  • Generally, the authors are thankful to Dr. M. Rückriem and Dr. A. Schreiber from Microtrac Retsch GmbH for the kind support with nitrogen physisorption and mercury porosimetry measurements. The authors acknowledge the joint financial support from Fundação para a Ciência e a Tecnologia (FCT), in Portugal, and the Deutscher Akademischer Austauschdienst (DAAD), in Germany. Foundation for Science and Technology (FCT, Portugal) and ERDF under Programme PT2020 to CIMO (UIDB/00690/2020) and POCI-01-0145-FEDER006984-Associate Laboratory LSRE-LCM. Foundation for Science and Technology (FCT, Portugal) under Programme PTDC 2020 * 3599-PPCDTI * Engenharia dos Processos Químicos * project PTDC/EQU-EPQ/0467/2020. Foundation for Science and Technology (FCT, Portugal), through the individual research grants SFRH/BD/148525/2019 for Adriano Henrique and DFA/BD/7925/2020 for Lucas F. A. S. Zafanelli.
  • The applicability of 3D-printed activated carbons for their use to CO2 capture in post-combustion streams and the influence of activation conditions on CO2 uptake and CO2 to N2 selectivity were studied.
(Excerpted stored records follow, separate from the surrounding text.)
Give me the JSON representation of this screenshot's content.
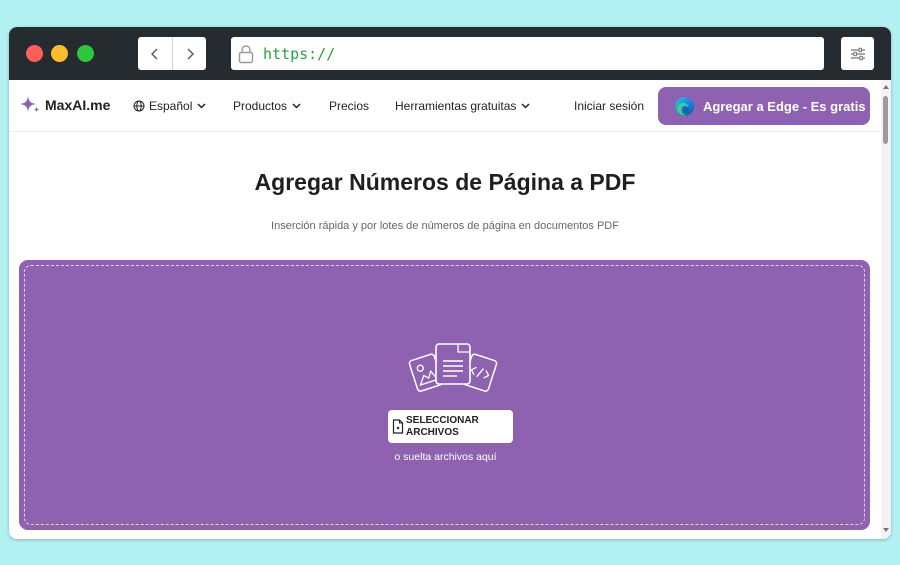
{
  "browser": {
    "url": "https://",
    "colors": {
      "chrome": "#262b30",
      "url_text": "#2e9e3e",
      "close": "#ff5f57",
      "minimize": "#febc2e",
      "maximize": "#2bc840"
    }
  },
  "site": {
    "logo_text": "MaxAI.me",
    "nav": {
      "language": "Español",
      "products": "Productos",
      "pricing": "Precios",
      "free_tools": "Herramientas gratuitas",
      "login": "Iniciar sesión",
      "cta": "Agregar a Edge - Es gratis"
    },
    "colors": {
      "accent": "#8e62b0"
    }
  },
  "hero": {
    "title": "Agregar Números de Página a PDF",
    "subtitle": "Inserción rápida y por lotes de números de página en documentos PDF"
  },
  "dropzone": {
    "button_line1": "SELECCIONAR",
    "button_line2": "ARCHIVOS",
    "hint": "o suelta archivos aquí"
  },
  "icons": [
    "chevron-left-icon",
    "chevron-right-icon",
    "lock-icon",
    "sliders-icon",
    "sparkle-logo-icon",
    "globe-icon",
    "chevron-down-icon",
    "edge-logo-icon",
    "documents-illustration-icon",
    "file-icon"
  ]
}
For two monoliths with the same open cellular foam geometry but low and high burnoff during activation, a series of fixed-bed breakthrough adsorption experiments under typical post-combustion conditions, in a wide range of temperature (313 and 373 K), and partial pressure of CO2 up to 120 kPa were carried out. It is shown that the higher burnoff during activation of the 3D printed carbon enhances the adsorption capacity of CO2 and N2 due to the increased specific surface area with sorption uptakes that can reach 3.17 mol/kg at 313 K and 120 kPa. Nevertheless, the lower burnoff time on monolith 1 leads to higher selectivity of CO2 over N2, up to 18 against 10 on monolith 2, considering a binary interaction to a mixture of CO2/N2 (15/85 vol%) at 313 K. The single and multicomponent adsorption equilibrium is conveniently described through the dual-site Langmuir isotherm model, while the breakthrough curves simulated using a dynamic fixed-bed adsorption linear driving force model. Working capacities for the 3D printed carbon with lower burnoff time lead to the best results, varying of 0.15–1.1 mol/kg for the regeneration temperature 300–390 K. Finally, consecutive adsorption-desorption experiments show excellent stability and regenerability for both 3D printed activated carbon monoliths and the whole study underpins the high potential of these materials for CO2 capture in post-combustion streams.

publication date

  • January 1, 2022